1) An early daguerreotype of the portrait, taken in Haworth before it was removed to Ireland by the Rev Nicholls, shows it in its original condition. The daguerreotype is reproduced by Mrs Chadwick, facing p 116.
2) Manchester Guardian, 17 October 1955. But see the Sphere, 14 March 1914, where a letter from a niece of Mrs Nicholls (possibly Miss F. E. Bell) states that Mrs Nicholls had seen the portrait of Emily, but had never seen the NPG group.
Referenceback to top
Mrs E. H. Chadwick, In the Footsteps of the Brontës (1914), p 116.
Mrs Gaskell, The Life of Charlotte Brontë (first edition, 1857), edited C. Shorter (1914), pp 135, 619.
Dr Ingeborg Nixon, 'The Brontë Portraits: Some Old Problems and a New Discovery', Brontë Society Transactions, part LXVIII (1958).
Wise and Symington (eds.) 1932
The Brontës: their Lives, Friendships and Correspondence in Four Volumes (Shakespeare Head Brontë, 1932) edited T. J. Wise and J. A. Symington, IV, 87.
Physical descriptionback to top
All with brown hair and darkish eyes. Anne (left) in a dark blue dress with wide white collar, Emily (centre) in green dress with wide white collar, Charlotte (right) in brown dress with wide white collar. Reddish table-cloth and books. Pillar yellowish brown. Rest of background almost black.
Provenanceback to top
Haworth Parsonage; inherited by the Rev A. B. Nicholls (Charlotte Brontë's husband) on the death of the Rev P. Brontë, 1861; discovered by the second Mrs Nicholls on top of a cupboard, 1914, and purchased from her through Reginald Smith in the same year.
Reproductionsback to top
Mrs E. H. Chadwick, In the Footsteps of the Brontës (1914), facing p 116.
This extended catalogue entry is from the out-of-print National Portrait Gallery collection catalogue: Richard Ormond, Early Victorian Portraits, Her Majesty's Stationery Office, 1973, and is as published then. For the most up-to-date details on individual Collection works, we recommend reading the information provided in the Search the Collection results on this website in parallel with this text.

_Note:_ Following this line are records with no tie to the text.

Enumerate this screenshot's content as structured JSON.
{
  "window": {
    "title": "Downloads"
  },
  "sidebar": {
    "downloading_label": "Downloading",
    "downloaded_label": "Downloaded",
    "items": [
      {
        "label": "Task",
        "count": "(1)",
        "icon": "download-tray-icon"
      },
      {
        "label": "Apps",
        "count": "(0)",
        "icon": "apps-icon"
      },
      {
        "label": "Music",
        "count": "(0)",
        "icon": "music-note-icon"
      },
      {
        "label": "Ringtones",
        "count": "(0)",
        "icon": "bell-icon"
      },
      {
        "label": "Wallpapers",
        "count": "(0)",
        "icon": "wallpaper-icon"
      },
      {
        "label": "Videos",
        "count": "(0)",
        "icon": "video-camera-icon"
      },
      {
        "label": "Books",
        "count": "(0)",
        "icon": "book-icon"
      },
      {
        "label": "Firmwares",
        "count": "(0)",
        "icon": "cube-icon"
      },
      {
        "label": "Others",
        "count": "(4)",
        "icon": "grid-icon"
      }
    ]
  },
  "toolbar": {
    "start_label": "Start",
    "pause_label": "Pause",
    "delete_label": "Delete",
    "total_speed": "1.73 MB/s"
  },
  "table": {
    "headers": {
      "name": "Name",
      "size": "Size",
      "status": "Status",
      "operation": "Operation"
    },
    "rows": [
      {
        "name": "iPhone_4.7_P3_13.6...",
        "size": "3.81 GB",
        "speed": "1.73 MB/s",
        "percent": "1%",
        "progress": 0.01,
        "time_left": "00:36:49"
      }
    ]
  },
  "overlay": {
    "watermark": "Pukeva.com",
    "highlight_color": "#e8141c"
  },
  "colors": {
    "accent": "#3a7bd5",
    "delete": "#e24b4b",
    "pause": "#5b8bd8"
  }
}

See this portrait
On display in Room 24 at the National Portrait Gallery